▶ EXERCISE REQUIREMENTS: The answer must be a single number: the count of lines in the data below that hold the word "snack".

-----

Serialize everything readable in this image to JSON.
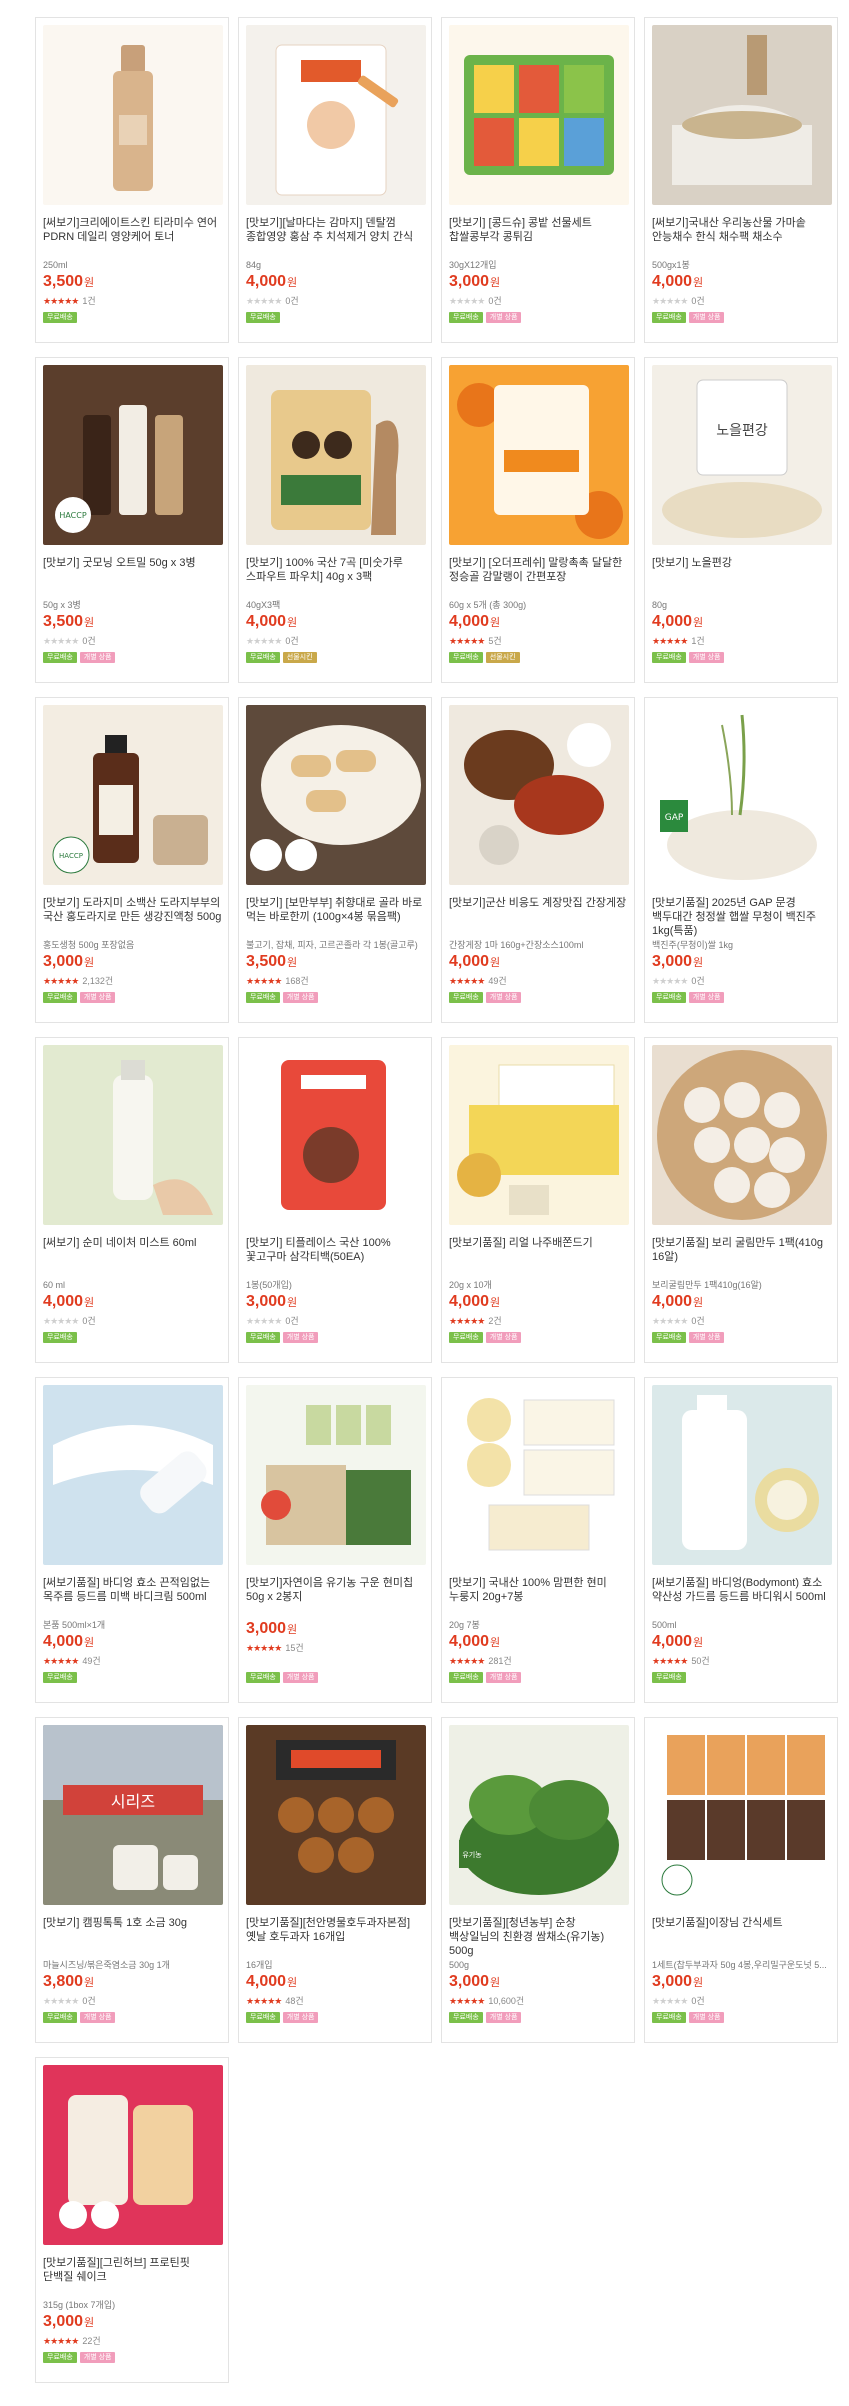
{
  "colors": {
    "price": "#e03b1f",
    "star_on": "#e03b1f",
    "star_off": "#cfcfcf",
    "badge_free_ship": "#7bc04a",
    "badge_unit": "#f19dbb",
    "badge_gift": "#c9a84a"
  },
  "products": [
    {
      "name": "[써보기]크리에이트스킨 티라미수 연어 PDRN 데일리 영양케어 토너",
      "option": "250ml",
      "price": "3,500",
      "currency": "원",
      "stars": 5,
      "review_count": "1건",
      "badges": [
        {
          "label": "무료배송",
          "type": "free_ship"
        }
      ],
      "image": "toner-bottle-image"
    },
    {
      "name": "[맛보기][날마다는 감마지] 덴탈껌 종합영양 홍삼 추 치석제거 양치 간식",
      "option": "84g",
      "price": "4,000",
      "currency": "원",
      "stars": 0,
      "review_count": "0건",
      "badges": [
        {
          "label": "무료배송",
          "type": "free_ship"
        }
      ],
      "image": "pet-dental-chew-image"
    },
    {
      "name": "[맛보기] [콩드슈] 콩밭 선물세트 찹쌀콩부각 콩튀김",
      "option": "30gX12개입",
      "price": "3,000",
      "currency": "원",
      "stars": 0,
      "review_count": "0건",
      "badges": [
        {
          "label": "무료배송",
          "type": "free_ship"
        },
        {
          "label": "개별 상품",
          "type": "unit"
        }
      ],
      "image": "snack-gift-set-image"
    },
    {
      "name": "[써보기]국내산 우리농산물 가마솥 안능채수 한식 채수팩 채소수",
      "option": "500gx1봉",
      "price": "4,000",
      "currency": "원",
      "stars": 0,
      "review_count": "0건",
      "badges": [
        {
          "label": "무료배송",
          "type": "free_ship"
        },
        {
          "label": "개별 상품",
          "type": "unit"
        }
      ],
      "image": "broth-pot-image"
    },
    {
      "name": "[맛보기] 굿모닝 오트밀 50g x 3병",
      "option": "50g x 3병",
      "price": "3,500",
      "currency": "원",
      "stars": 0,
      "review_count": "0건",
      "badges": [
        {
          "label": "무료배송",
          "type": "free_ship"
        },
        {
          "label": "개별 상품",
          "type": "unit"
        }
      ],
      "image": "oatmeal-bottles-image"
    },
    {
      "name": "[맛보기] 100% 국산 7곡 [미숫가루 스파우트 파우치] 40g x 3팩",
      "option": "40gX3팩",
      "price": "4,000",
      "currency": "원",
      "stars": 0,
      "review_count": "0건",
      "badges": [
        {
          "label": "무료배송",
          "type": "free_ship"
        },
        {
          "label": "선물시킨",
          "type": "gift"
        }
      ],
      "image": "misutgaru-pouch-image"
    },
    {
      "name": "[맛보기] [오더프레쉬] 말랑촉촉 달달한 정승골 감말랭이 간편포장",
      "option": "60g x 5개 (총 300g)",
      "price": "4,000",
      "currency": "원",
      "stars": 5,
      "review_count": "5건",
      "badges": [
        {
          "label": "무료배송",
          "type": "free_ship"
        },
        {
          "label": "선물시킨",
          "type": "gift"
        }
      ],
      "image": "dried-persimmon-image"
    },
    {
      "name": "[맛보기] 노을편강",
      "option": "80g",
      "price": "4,000",
      "currency": "원",
      "stars": 5,
      "review_count": "1건",
      "badges": [
        {
          "label": "무료배송",
          "type": "free_ship"
        },
        {
          "label": "개별 상품",
          "type": "unit"
        }
      ],
      "image": "ginger-candy-image"
    },
    {
      "name": "[맛보기] 도라지미 소백산 도라지부부의 국산 홍도라지로 만든 생강진액청 500g",
      "option": "홍도생청 500g 포장없음",
      "price": "3,000",
      "currency": "원",
      "stars": 5,
      "review_count": "2,132건",
      "badges": [
        {
          "label": "무료배송",
          "type": "free_ship"
        },
        {
          "label": "개별 상품",
          "type": "unit"
        }
      ],
      "image": "ginger-syrup-image"
    },
    {
      "name": "[맛보기] [보만부부] 취향대로 골라 바로 먹는 바로한끼 (100g×4봉 묶음팩)",
      "option": "불고기, 잡채, 피자, 고르곤졸라 각 1봉(골고루)",
      "price": "3,500",
      "currency": "원",
      "stars": 5,
      "review_count": "168건",
      "badges": [
        {
          "label": "무료배송",
          "type": "free_ship"
        },
        {
          "label": "개별 상품",
          "type": "unit"
        }
      ],
      "image": "dumpling-plate-image"
    },
    {
      "name": "[맛보기]군산 비응도 계장맛집 간장게장",
      "option": "간장게장 1마 160g+간장소스100ml",
      "price": "4,000",
      "currency": "원",
      "stars": 5,
      "review_count": "49건",
      "badges": [
        {
          "label": "무료배송",
          "type": "free_ship"
        },
        {
          "label": "개별 상품",
          "type": "unit"
        }
      ],
      "image": "soy-crab-image"
    },
    {
      "name": "[맛보기품질] 2025년 GAP 문경 백두대간 청정쌀 햅쌀 무청이 백진주 1kg(특품)",
      "option": "백진주(무청이)쌀 1kg",
      "price": "3,000",
      "currency": "원",
      "stars": 0,
      "review_count": "0건",
      "badges": [
        {
          "label": "무료배송",
          "type": "free_ship"
        },
        {
          "label": "개별 상품",
          "type": "unit"
        }
      ],
      "image": "rice-grain-image"
    },
    {
      "name": "[써보기] 순미 네이처 미스트 60ml",
      "option": "60 ml",
      "price": "4,000",
      "currency": "원",
      "stars": 0,
      "review_count": "0건",
      "badges": [
        {
          "label": "무료배송",
          "type": "free_ship"
        }
      ],
      "image": "mist-spray-image"
    },
    {
      "name": "[맛보기] 티플레이스 국산 100% 꽃고구마 삼각티백(50EA)",
      "option": "1봉(50개입)",
      "price": "3,000",
      "currency": "원",
      "stars": 0,
      "review_count": "0건",
      "badges": [
        {
          "label": "무료배송",
          "type": "free_ship"
        },
        {
          "label": "개별 상품",
          "type": "unit"
        }
      ],
      "image": "tea-bag-pouch-image"
    },
    {
      "name": "[맛보기품질] 리얼 나주배쫀드기",
      "option": "20g x 10개",
      "price": "4,000",
      "currency": "원",
      "stars": 5,
      "review_count": "2건",
      "badges": [
        {
          "label": "무료배송",
          "type": "free_ship"
        },
        {
          "label": "개별 상품",
          "type": "unit"
        }
      ],
      "image": "pear-snack-box-image"
    },
    {
      "name": "[맛보기품질] 보리 굴림만두 1팩(410g 16알)",
      "option": "보리굴림만두 1팩410g(16알)",
      "price": "4,000",
      "currency": "원",
      "stars": 0,
      "review_count": "0건",
      "badges": [
        {
          "label": "무료배송",
          "type": "free_ship"
        },
        {
          "label": "개별 상품",
          "type": "unit"
        }
      ],
      "image": "steamed-dumplings-image"
    },
    {
      "name": "[써보기품질] 바디엉 효소 끈적임없는 목주름 등드름 미백 바디크림 500ml",
      "option": "본품 500ml×1개",
      "price": "4,000",
      "currency": "원",
      "stars": 5,
      "review_count": "49건",
      "badges": [
        {
          "label": "무료배송",
          "type": "free_ship"
        }
      ],
      "image": "body-cream-image"
    },
    {
      "name": "[맛보기]자연이음 유기농 구운 현미칩 50g x 2봉지",
      "option": "",
      "price": "3,000",
      "currency": "원",
      "stars": 5,
      "review_count": "15건",
      "badges": [
        {
          "label": "무료배송",
          "type": "free_ship"
        },
        {
          "label": "개별 상품",
          "type": "unit"
        }
      ],
      "image": "rice-chip-box-image"
    },
    {
      "name": "[맛보기] 국내산 100% 맘편한 현미 누룽지 20g+7봉",
      "option": "20g 7봉",
      "price": "4,000",
      "currency": "원",
      "stars": 5,
      "review_count": "281건",
      "badges": [
        {
          "label": "무료배송",
          "type": "free_ship"
        },
        {
          "label": "개별 상품",
          "type": "unit"
        }
      ],
      "image": "nurungji-pack-image"
    },
    {
      "name": "[써보기품질] 바디엉(Bodymont) 효소 약산성 가드름 등드름 바디워시 500ml",
      "option": "500ml",
      "price": "4,000",
      "currency": "원",
      "stars": 5,
      "review_count": "50건",
      "badges": [
        {
          "label": "무료배송",
          "type": "free_ship"
        }
      ],
      "image": "body-wash-image"
    },
    {
      "name": "[맛보기] 캠핑톡톡 1호 소금 30g",
      "option": "마늘시즈닝/볶은죽염소금 30g 1개",
      "price": "3,800",
      "currency": "원",
      "stars": 0,
      "review_count": "0건",
      "badges": [
        {
          "label": "무료배송",
          "type": "free_ship"
        },
        {
          "label": "개별 상품",
          "type": "unit"
        }
      ],
      "image": "camping-salt-image"
    },
    {
      "name": "[맛보기품질][천안명물호두과자본점] 옛날 호두과자 16개입",
      "option": "16개입",
      "price": "4,000",
      "currency": "원",
      "stars": 5,
      "review_count": "48건",
      "badges": [
        {
          "label": "무료배송",
          "type": "free_ship"
        },
        {
          "label": "개별 상품",
          "type": "unit"
        }
      ],
      "image": "walnut-cake-image"
    },
    {
      "name": "[맛보기품질][청년농부] 순창 백상일님의 친환경 쌈채소(유기농) 500g",
      "option": "500g",
      "price": "3,000",
      "currency": "원",
      "stars": 5,
      "review_count": "10,600건",
      "badges": [
        {
          "label": "무료배송",
          "type": "free_ship"
        },
        {
          "label": "개별 상품",
          "type": "unit"
        }
      ],
      "image": "leafy-greens-image"
    },
    {
      "name": "[맛보기품질]이장님 간식세트",
      "option": "1세트(찹두부과자 50g 4봉,우리밀구운도넛 5...",
      "price": "3,000",
      "currency": "원",
      "stars": 0,
      "review_count": "0건",
      "badges": [
        {
          "label": "무료배송",
          "type": "free_ship"
        },
        {
          "label": "개별 상품",
          "type": "unit"
        }
      ],
      "image": "snack-bags-image"
    },
    {
      "name": "[맛보기품질][그린허브] 프로틴핏 단백질 쉐이크",
      "option": "315g (1box 7개입)",
      "price": "3,000",
      "currency": "원",
      "stars": 5,
      "review_count": "22건",
      "badges": [
        {
          "label": "무료배송",
          "type": "free_ship"
        },
        {
          "label": "개별 상품",
          "type": "unit"
        }
      ],
      "image": "protein-shake-image"
    }
  ]
}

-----

▶ EXERCISE RESPONSE: 3